Tim KeeneyContributor IJanuary 20, 2013

ATLANTA, GA - JANUARY 20:  Quarterback Matt Ryan #2 of the Atlanta Falcons throws the ball in the second quarter against the San Francisco 49ers in the NFC Championship game at the Georgia Dome on January 20, 2013 in Atlanta, Georgia.  (Photo by Streeter Lecka/Getty Images)
Streeter Lecka/Getty Images

Matt Ryan is an elite quarterback. 

I hate the word, mostly because I don't like words that fail in substantiating the definition, but it's surely a term that has gotten your attention, right?

Perhaps more appropriately, Matt Ryan is much better than most people give him credit for. 

Against the San Francisco 49ers on Sunday, the often-maligned quarterback was spectacular. But when he got less than perfect in the second half, the doubters came out. 

Statements like this became common (via FOX Sports radio host Peter Burns):

Matt Ryan going full Romo. Everyone knows you can't go full ROMO! #Falcons

— Peter Burns (@PeterBurnsRadio) January 20, 2013

Or ones like this (via Faux John Madden):

It took awhile but Matt Ryan is back in playoff mode

— Faux John Madden (@FauxJohnMadden) January 20, 2013

Newsflash: Matt Ryan made one mistake in this game. One.

Everyone was quick to crucify the quarterback when he threw what appeared to be an ugly interception in the third quarter, but it's hard to blame Ryan for the normally reliable Roddy White slipping after he had thrown the ball (via CBS Sports' Will Brinson):

Just rewound it: White fell down otherwise probably would've been a catch. Throw was out before he fell.

— Will Brinson (@willbrinson) January 20, 2013

Plain and simple, it was a freak play. 

The next drive saw Ryan's one mistake. Working out of the shotgun at San Francisco's 37-yard line, he took his eyes off the ball and fumbled the snap, allowing the Niners to take over with good field position. 

There's no justifying his error on that play, but it's also not something that should take away from the rest of the star quarterback's performance. 

He completed over 70 percent of his throws for 396 yards, three touchdowns and those two turnovers. 

He threw with precision.
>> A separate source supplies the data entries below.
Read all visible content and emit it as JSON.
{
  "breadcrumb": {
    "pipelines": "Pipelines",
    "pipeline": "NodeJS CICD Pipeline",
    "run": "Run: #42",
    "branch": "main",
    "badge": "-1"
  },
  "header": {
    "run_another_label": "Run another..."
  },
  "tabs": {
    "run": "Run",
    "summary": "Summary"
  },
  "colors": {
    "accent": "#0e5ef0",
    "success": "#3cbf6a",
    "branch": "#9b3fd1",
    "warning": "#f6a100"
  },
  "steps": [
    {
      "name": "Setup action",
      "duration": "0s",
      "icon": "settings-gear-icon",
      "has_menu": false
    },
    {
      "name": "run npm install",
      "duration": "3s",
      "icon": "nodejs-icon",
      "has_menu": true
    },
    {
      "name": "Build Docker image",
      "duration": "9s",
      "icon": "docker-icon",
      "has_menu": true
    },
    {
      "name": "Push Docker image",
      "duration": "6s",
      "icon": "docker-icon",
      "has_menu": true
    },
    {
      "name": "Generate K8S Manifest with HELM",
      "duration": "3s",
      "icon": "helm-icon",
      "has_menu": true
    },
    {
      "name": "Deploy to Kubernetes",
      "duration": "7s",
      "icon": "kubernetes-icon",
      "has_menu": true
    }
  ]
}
He was hitting long outs and quick slants with the same top-notch accuracy. He hung in under pressure and made all the throws he had to make, leading a crucial drive late in the second quarter, capped with a Gonzalez touchdown after the Niners had seemingly taken control of the momentum.'s Rich Eisen summed his play up perfectly:

The Mattural was masterful on that drive. Superb. Huge answer right before the half.

— Rich Eisen (@richeisen) January 20, 2013

But he didn't win. With the Falcons down four in the final minutes, Ryan led a terrific drive, but could not punch in the game-winning score. 

Now he'll get labeled as a "choke."

People won't remember Colin Kaepernick's 16-of-21 performance with no turnovers and the dominance of the 49ers' running game (over five yards per carry) on the other side of the field. People won't remember that Ryan cut up two of the league's best pass defenses in the last two weeks. 

Football, as it turns out, is a team game. 

The quarterback is the most important position in the sport, of course, but Matt Ryan and his receivers, no matter how good they are, can't do everything by themselves. 

Hopefully the rest of the sports world now recognizes that and gives Matty Ice the respect he deserves, despite the loss. Hopefully they now know that he has shed the label of "poor playoff performer" and recognize he is clearly capable of leading a team to the Super Bowl. 

Probably not, though.